Interface dataset entries
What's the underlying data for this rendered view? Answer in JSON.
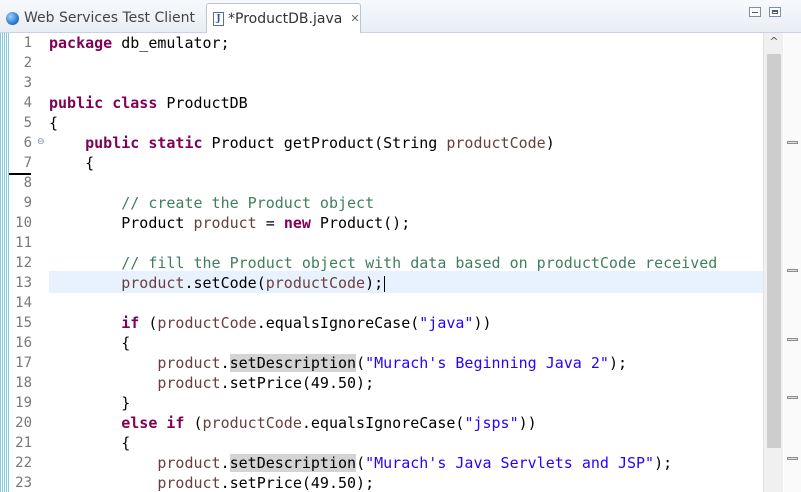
{
  "tabs": [
    {
      "label": "Web Services Test Client",
      "icon": "globe-icon",
      "active": false
    },
    {
      "label": "*ProductDB.java",
      "icon": "java-file-icon",
      "active": true,
      "close": "✕"
    }
  ],
  "editor": {
    "line_numbers": [
      "1",
      "2",
      "3",
      "4",
      "5",
      "6",
      "7",
      "8",
      "9",
      "10",
      "11",
      "12",
      "13",
      "14",
      "15",
      "16",
      "17",
      "18",
      "19",
      "20",
      "21",
      "22",
      "23"
    ],
    "current_line": 13
  },
  "code": {
    "l1_kw": "package",
    "l1_rest": " db_emulator;",
    "l4_kw": "public class",
    "l4_rest": " ProductDB",
    "l5": "{",
    "l6_kw": "public static",
    "l6_mid": " Product getProduct(String ",
    "l6_var": "productCode",
    "l6_end": ")",
    "l7": "{",
    "l9_cm": "// create the Product object",
    "l10_a": "Product ",
    "l10_var": "product",
    "l10_b": " = ",
    "l10_kw": "new",
    "l10_c": " Product();",
    "l12_cm": "// fill the Product object with data based on productCode received",
    "l13_var1": "product",
    "l13_a": ".setCode(",
    "l13_var2": "productCode",
    "l13_b": ");",
    "l15_kw": "if",
    "l15_a": " (",
    "l15_var": "productCode",
    "l15_b": ".equalsIgnoreCase(",
    "l15_str": "\"java\"",
    "l15_c": "))",
    "l16": "{",
    "l17_var": "product",
    "l17_a": ".",
    "l17_hl": "setDescription",
    "l17_b": "(",
    "l17_str": "\"Murach's Beginning Java 2\"",
    "l17_c": ");",
    "l18_var": "product",
    "l18_a": ".setPrice(49.50);",
    "l19": "}",
    "l20_kw": "else if",
    "l20_a": " (",
    "l20_var": "productCode",
    "l20_b": ".equalsIgnoreCase(",
    "l20_str": "\"jsps\"",
    "l20_c": "))",
    "l21": "{",
    "l22_var": "product",
    "l22_a": ".",
    "l22_hl": "setDescription",
    "l22_b": "(",
    "l22_str": "\"Murach's Java Servlets and JSP\"",
    "l22_c": ");",
    "l23_var": "product",
    "l23_a": ".setPrice(49.50);"
  },
  "colors": {
    "keyword": "#7f0055",
    "comment": "#3f7f5f",
    "string": "#2a00ff",
    "variable": "#6a3e3e",
    "current_line": "#e8f2fe",
    "occurrence_highlight": "#d4d4d4"
  }
}
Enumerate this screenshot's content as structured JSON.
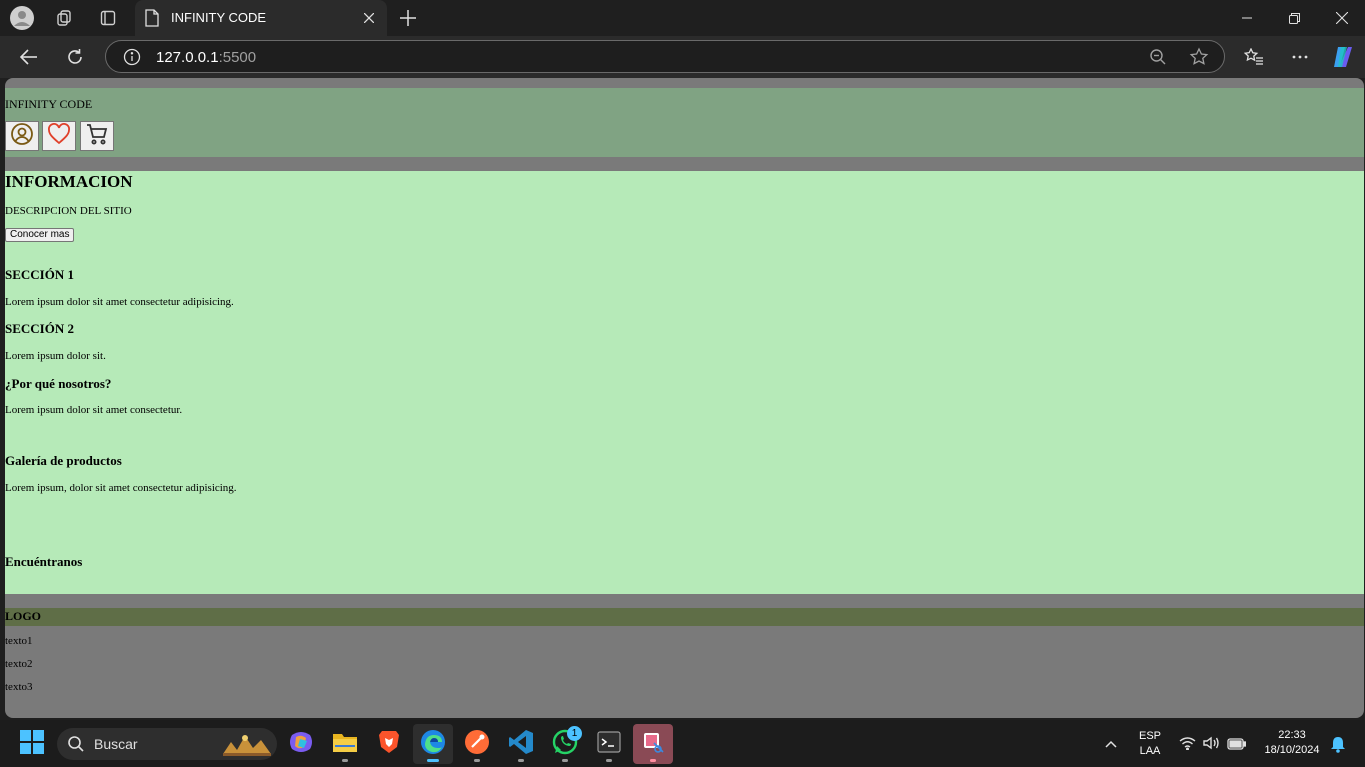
{
  "browser": {
    "tab_title": "INFINITY CODE",
    "url_host": "127.0.0.1",
    "url_port": ":5500"
  },
  "site": {
    "brand": "INFINITY CODE",
    "header_icons": [
      "user-icon",
      "heart-icon",
      "cart-icon"
    ],
    "info_title": "INFORMACION",
    "info_desc": "DESCRIPCION DEL SITIO",
    "info_button": "Conocer mas",
    "sec1_title": "SECCIÓN 1",
    "sec1_text": "Lorem ipsum dolor sit amet consectetur adipisicing.",
    "sec2_title": "SECCIÓN 2",
    "sec2_text": "Lorem ipsum dolor sit.",
    "why_title": "¿Por qué nosotros?",
    "why_text": "Lorem ipsum dolor sit amet consectetur.",
    "gallery_title": "Galería de productos",
    "gallery_text": "Lorem ipsum, dolor sit amet consectetur adipisicing.",
    "find_title": "Encuéntranos",
    "footer_logo": "LOGO",
    "footer_texts": [
      "texto1",
      "texto2",
      "texto3"
    ]
  },
  "colors": {
    "header_bg": "#80a383",
    "main_bg": "#b6eab8",
    "page_bg": "#7a7a7a",
    "footer_bar_bg": "#5f6e47"
  },
  "taskbar": {
    "search_label": "Buscar",
    "lang_top": "ESP",
    "lang_bottom": "LAA",
    "time": "22:33",
    "date": "18/10/2024",
    "whatsapp_badge": "1"
  }
}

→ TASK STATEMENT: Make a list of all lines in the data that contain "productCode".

→ RESPONSE TO THIS TASK:
    "l6_var": "productCode",
    "l12_cm": "// fill the Product object with data based on productCode received",
    "l13_var2": "productCode",
    "l15_var": "productCode",
    "l20_var": "productCode",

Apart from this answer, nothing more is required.